[Entries from a dataset of interfaces]
+ + + + + + +
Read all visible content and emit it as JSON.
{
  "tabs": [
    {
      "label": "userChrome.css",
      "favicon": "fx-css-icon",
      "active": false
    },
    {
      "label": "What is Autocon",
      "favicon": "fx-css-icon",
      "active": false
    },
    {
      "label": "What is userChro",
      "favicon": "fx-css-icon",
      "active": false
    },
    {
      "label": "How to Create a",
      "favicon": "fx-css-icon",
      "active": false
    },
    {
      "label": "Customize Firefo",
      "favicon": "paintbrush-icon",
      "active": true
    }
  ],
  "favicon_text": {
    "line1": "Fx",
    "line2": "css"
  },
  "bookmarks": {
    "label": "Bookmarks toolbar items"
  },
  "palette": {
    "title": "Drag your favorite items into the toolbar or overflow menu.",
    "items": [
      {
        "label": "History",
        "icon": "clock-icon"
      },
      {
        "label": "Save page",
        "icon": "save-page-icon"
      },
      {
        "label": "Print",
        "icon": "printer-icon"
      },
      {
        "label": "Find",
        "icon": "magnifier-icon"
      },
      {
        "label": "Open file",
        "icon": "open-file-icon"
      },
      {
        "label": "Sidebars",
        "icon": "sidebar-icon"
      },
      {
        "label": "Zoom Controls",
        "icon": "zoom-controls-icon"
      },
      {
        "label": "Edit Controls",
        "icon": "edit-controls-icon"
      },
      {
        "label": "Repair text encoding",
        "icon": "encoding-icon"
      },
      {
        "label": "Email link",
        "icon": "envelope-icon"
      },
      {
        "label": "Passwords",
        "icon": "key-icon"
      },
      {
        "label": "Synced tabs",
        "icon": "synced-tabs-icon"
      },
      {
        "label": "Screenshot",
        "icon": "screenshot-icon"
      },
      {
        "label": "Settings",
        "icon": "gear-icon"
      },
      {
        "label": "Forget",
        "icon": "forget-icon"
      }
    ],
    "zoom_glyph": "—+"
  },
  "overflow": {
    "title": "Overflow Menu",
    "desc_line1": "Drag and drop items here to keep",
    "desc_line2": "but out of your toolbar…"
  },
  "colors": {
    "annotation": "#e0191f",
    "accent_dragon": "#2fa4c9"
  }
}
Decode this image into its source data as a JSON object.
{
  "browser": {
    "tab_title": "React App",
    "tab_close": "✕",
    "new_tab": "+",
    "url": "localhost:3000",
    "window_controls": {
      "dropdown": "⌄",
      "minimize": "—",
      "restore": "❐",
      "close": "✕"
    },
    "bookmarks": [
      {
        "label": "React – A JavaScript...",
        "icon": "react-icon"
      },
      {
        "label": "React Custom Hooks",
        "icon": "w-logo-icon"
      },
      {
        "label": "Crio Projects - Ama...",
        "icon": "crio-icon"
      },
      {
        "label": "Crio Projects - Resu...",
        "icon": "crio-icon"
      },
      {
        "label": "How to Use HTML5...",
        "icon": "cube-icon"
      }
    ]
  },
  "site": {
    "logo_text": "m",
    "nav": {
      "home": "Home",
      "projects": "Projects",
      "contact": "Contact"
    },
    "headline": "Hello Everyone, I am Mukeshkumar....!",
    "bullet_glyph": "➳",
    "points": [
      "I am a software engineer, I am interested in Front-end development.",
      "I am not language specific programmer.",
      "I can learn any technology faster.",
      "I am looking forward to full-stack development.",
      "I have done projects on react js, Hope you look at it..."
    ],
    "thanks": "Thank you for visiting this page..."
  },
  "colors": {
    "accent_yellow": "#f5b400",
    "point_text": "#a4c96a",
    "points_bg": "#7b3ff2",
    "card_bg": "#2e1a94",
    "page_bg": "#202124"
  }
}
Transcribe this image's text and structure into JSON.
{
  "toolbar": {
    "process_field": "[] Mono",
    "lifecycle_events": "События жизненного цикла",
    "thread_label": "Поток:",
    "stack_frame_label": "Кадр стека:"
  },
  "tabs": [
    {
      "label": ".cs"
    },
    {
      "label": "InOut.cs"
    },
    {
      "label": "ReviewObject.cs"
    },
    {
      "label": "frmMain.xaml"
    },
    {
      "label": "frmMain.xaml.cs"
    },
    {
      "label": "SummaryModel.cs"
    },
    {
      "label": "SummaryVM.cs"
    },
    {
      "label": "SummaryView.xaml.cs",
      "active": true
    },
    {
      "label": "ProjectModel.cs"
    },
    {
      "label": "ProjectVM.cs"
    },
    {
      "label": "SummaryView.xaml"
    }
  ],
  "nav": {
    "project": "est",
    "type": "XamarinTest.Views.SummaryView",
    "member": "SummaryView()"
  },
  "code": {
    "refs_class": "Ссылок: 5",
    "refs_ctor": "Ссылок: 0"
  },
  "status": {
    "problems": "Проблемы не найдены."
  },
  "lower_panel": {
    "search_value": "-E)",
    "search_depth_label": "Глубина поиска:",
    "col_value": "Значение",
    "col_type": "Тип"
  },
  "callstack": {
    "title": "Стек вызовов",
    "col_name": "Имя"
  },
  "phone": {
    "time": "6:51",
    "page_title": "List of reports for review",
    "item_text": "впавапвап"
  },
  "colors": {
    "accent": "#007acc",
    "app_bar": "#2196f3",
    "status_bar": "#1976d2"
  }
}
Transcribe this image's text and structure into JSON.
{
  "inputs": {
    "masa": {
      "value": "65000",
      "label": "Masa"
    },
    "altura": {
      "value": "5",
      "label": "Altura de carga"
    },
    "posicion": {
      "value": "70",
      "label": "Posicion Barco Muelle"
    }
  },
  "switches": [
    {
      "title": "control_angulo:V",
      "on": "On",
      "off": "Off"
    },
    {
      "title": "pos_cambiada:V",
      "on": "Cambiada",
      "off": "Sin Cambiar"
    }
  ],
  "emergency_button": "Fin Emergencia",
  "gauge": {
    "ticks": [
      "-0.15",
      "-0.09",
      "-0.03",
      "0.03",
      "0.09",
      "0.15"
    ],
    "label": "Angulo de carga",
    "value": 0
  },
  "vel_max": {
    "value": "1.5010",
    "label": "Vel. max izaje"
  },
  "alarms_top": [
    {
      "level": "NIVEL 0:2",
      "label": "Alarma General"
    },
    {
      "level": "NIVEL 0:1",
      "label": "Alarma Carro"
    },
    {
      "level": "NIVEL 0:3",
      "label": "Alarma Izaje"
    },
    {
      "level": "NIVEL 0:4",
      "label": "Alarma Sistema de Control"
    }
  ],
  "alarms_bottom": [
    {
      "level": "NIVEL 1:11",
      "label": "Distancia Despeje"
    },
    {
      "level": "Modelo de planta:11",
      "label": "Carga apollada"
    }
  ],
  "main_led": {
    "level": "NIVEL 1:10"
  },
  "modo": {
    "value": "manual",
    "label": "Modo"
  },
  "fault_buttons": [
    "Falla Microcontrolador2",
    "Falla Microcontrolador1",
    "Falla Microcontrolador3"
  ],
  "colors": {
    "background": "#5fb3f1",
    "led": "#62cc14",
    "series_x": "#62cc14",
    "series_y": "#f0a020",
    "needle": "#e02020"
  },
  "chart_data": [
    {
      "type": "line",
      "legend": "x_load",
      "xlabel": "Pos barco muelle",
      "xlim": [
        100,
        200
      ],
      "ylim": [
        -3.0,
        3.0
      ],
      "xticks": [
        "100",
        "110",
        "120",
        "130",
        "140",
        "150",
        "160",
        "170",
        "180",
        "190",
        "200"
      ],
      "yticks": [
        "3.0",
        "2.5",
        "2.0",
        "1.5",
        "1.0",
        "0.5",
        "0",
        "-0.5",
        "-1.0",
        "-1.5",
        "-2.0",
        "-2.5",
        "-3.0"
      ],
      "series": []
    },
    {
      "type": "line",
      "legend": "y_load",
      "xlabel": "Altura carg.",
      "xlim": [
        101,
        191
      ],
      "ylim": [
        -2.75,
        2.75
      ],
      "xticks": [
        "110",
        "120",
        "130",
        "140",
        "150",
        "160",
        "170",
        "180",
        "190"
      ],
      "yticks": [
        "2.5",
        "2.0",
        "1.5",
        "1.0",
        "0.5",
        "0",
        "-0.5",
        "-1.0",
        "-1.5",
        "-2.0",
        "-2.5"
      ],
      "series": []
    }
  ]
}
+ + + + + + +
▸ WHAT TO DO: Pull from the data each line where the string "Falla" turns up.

▸ FINAL ANSWER:
    "Falla Microcontrolador2",
    "Falla Microcontrolador1",
    "Falla Microcontrolador3"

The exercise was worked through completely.